* YOUR ASSIGNMENT
Gather all lines in the records below that include the word "History".
-- Opening Marker --
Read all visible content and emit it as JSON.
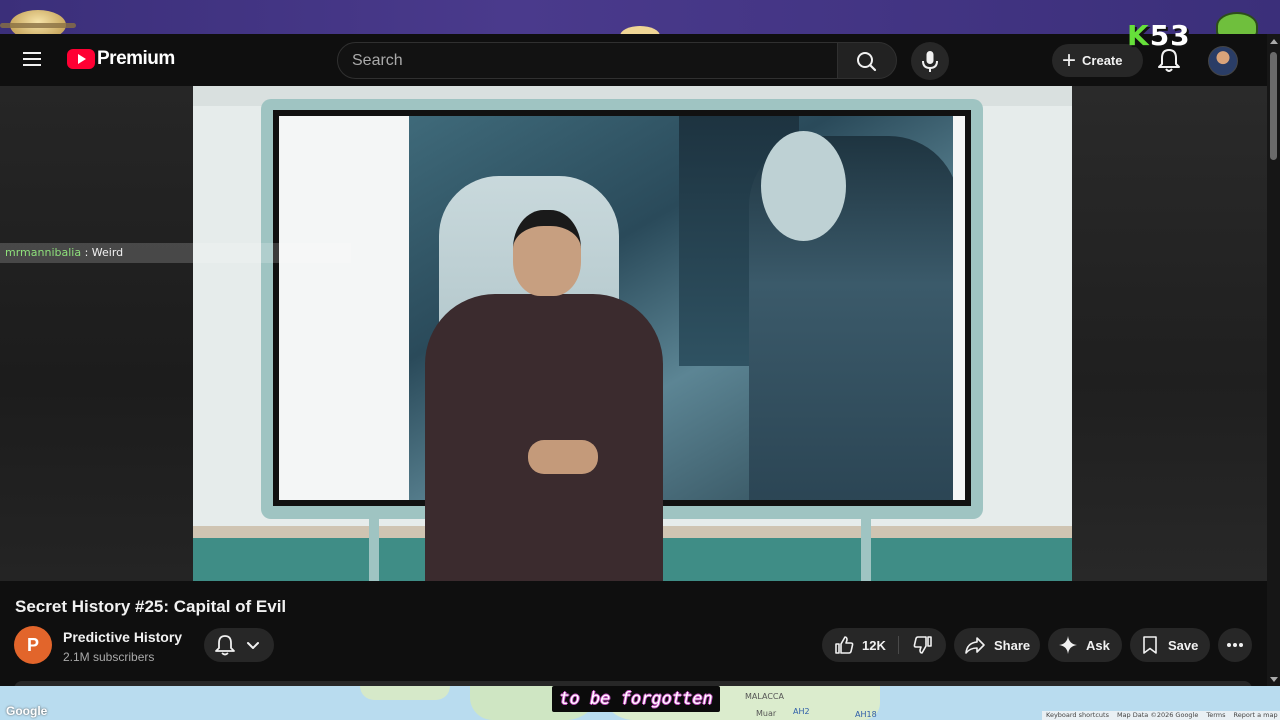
{
  "stream_overlay": {
    "score_k": "K",
    "score_num": "53",
    "chat": {
      "user": "mrmannibalia",
      "separator": " : ",
      "message": "Weird"
    },
    "caption": "to be forgotten"
  },
  "header": {
    "logo_text": "Premium",
    "search": {
      "placeholder": "Search",
      "value": ""
    },
    "create_label": "Create"
  },
  "video": {
    "title": "Secret History #25: Capital of Evil",
    "channel": {
      "initial": "P",
      "name": "Predictive History",
      "subscribers": "2.1M subscribers"
    },
    "actions": {
      "likes": "12K",
      "share": "Share",
      "ask": "Ask",
      "save": "Save"
    }
  },
  "map": {
    "google_mark": "Google",
    "place_labels": [
      "MALACCA",
      "Muar",
      "AH2",
      "AH18"
    ],
    "footer_links": [
      "Keyboard shortcuts",
      "Map Data ©2026 Google",
      "Terms",
      "Report a map error"
    ]
  },
  "colors": {
    "brand": "#ff0033",
    "channel_avatar": "#e2652b",
    "banner": "#3b2f7a"
  },
  "icons": [
    "menu-icon",
    "youtube-logo-icon",
    "search-icon",
    "mic-icon",
    "plus-icon",
    "bell-icon",
    "chevron-down-icon",
    "thumbs-up-icon",
    "thumbs-down-icon",
    "share-icon",
    "sparkle-icon",
    "bookmark-icon",
    "more-icon"
  ]
}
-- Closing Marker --
* FINISHED EXERCISE
    "title": "Secret History #25: Capital of Evil",
      "name": "Predictive History",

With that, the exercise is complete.